It’s a standard form for stating a quadratic equation as a set of factors. The zero should be self explanatory as it is the right hand side unaltered from the previous equation. As for the left hand side, any quadratic should have two factors of the form

(r[sub]1[/sub] - x[sub]1[/sub])(r[sub]0[/sub] - x[sub]0[/sub]) = 0.

and in general for an equation of degree n you have:

(r[sub]n[/sub] - x[sub]n[/sub])(r[sub]n-1[/sub] - x[sub]n-1[/sub])…(r[sub]1[/sub] - x[sub]1[/sub])(r[sub]0[/sub] - x[sub]0[/sub]) = 0.

There will be n solutions which may or may not be distinct; and obviously those numbers will be the various values of r, because they are the ones that will result in a zero product. I don’t know if this is still the case, but in older algebra texts it was common to speak of the “zeros” of an equation interchangeably with its “solutions”.

Ah, right. Sorry, didn’t see this before. :smack:

Let me work through an example the way I was taught. Let’s try


We want to factor that into (x-k)(x-m)=0. So k times m must equal 72. What pairs are potential factors of 72 (and thus are potential values for k and m)? The choices are (1, 72), (2, 36), (3, 24), (4,18), (6,12), and (8, 9). Which choice is right? Well, we also know that k+m must equal 17, and the only pair that fits that is (8,9). So

x²-17x+72=0 is equivalent to (x-8)(x-9)=0, and so x is 8 or 9. Testing that out we get

64-136+72=0 which is true and 81-153+72= 0 which is also true. Success. So for x²-ax+b=0 the method is to find all the integer factor pairs that equal b when multiplied together and equal a when added together. It takes a little time to work through the possibilities, but not that long.

I get it!

That is basically an abstract version of how we all did multiplication by hand in the third grade. It’s not the vulcan mental calisthenics it appeared to be. It finally clicked.

Via the distributive property we can prove 4²-2² = (4-2)(4+2)


4² + 42 + -24 + -(2²)

Which simplifies to
So to surmise:

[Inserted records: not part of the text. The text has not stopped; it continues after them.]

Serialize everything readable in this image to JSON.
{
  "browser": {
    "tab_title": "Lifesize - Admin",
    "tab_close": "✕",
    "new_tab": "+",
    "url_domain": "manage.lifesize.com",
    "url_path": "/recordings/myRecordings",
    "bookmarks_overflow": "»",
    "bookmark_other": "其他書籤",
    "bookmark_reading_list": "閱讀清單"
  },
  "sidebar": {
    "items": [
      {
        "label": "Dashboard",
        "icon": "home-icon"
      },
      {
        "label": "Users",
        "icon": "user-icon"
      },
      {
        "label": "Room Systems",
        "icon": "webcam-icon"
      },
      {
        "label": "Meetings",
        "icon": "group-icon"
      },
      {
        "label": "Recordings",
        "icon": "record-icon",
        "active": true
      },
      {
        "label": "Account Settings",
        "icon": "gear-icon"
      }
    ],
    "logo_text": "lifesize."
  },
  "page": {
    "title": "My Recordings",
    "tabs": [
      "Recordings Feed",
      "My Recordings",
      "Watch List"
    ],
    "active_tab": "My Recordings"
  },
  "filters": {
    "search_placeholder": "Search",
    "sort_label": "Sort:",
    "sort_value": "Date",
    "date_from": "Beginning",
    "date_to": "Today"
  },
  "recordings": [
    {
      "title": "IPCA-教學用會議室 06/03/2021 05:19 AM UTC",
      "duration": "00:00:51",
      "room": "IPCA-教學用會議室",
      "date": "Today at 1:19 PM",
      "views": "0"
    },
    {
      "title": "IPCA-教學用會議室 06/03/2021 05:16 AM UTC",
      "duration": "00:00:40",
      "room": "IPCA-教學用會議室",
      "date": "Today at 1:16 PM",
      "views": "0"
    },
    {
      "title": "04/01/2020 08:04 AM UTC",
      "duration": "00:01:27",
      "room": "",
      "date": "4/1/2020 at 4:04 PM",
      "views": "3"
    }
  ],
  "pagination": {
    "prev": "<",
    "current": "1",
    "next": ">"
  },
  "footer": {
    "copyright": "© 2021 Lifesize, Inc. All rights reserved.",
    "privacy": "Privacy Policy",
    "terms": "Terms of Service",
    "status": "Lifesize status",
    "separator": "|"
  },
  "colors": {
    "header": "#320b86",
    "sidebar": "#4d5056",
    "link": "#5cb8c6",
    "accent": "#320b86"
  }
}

(x-y)(x+y) = x² + xy + -xy + -(y²) = x²-y²

I think I’m getting it!

Thanks everyone! All your posts really are helping. My head feels about like a square peg after a journey through a round hole, but that’ll pass. I had the same feeling after learning subnetting.

Also friedo, sorry about the reality altering typo.

I’m gonna get some sleep and come back and reread things. Thanks again!

The better you understand multiplication (including the famous FOIL method), the better you’ll understand factoring. Most algebra classes cover multiplcation (of polynomials) first, then factoring polynomials, then solving quadratic equations by means of factoring.

By the way, I’m trying to decide whether or not to nitpick the phrase “factoring quadratic equations.” Technically, what you’re factoring is not the equation per se, but the polynomial that makes up one side of the equation. But I don’t know whether this is an important distinction or not.

Yes, exactly. That’s a great insight to have. Third grade multiplication is just multiplication of polynomials along with treating the variable as 10 in the end; what you’re doing now is just the same thing, only in some ways actually cleaner and easier (for not having that last bit). And, as you saw for yourself, all it is is the distributive property. Seems like you’ve got it down quite well now.

I’ve recently learned about algebra tiles, which are used to (among other things) show how quadratic equations relate to the area of rectangles and squares. For example, consider 3x[sup]2[/sup]+13x+4 (which factors to (3x+1)(x+4) ). You would have:
[li]Three square tiles with side length x (i.e., 3 x-by-x tiles)[/li][li]Thirteen rectangular tiles with side lengths 1 and x (i.e., 13 1-by-x tiles)[/li][li]Four square tiles with side length 1 (i.e., 4 1-by-1 tiles)[/li][/ul]
You can then shift these tiles around to form a rectangle which is (3x+1)-by-(x+4) – the act of forming a rectangle is the same as factoring.

You can read some about algebra tiles here and here. There’s an online applet that lets you practice factoring here

Wow! These are a fantastic tool. I bet I could get a lot better at factoring by visualizing these things instead of brute-forcing it.

And very easy to make yourself. My geometry students would make them with straightedge and compass for my algebra students. Hint: make the length of x = sqrt(6)

Although algebra is pretty timeless, I wouldn’t get too excited about 5 year old zombies.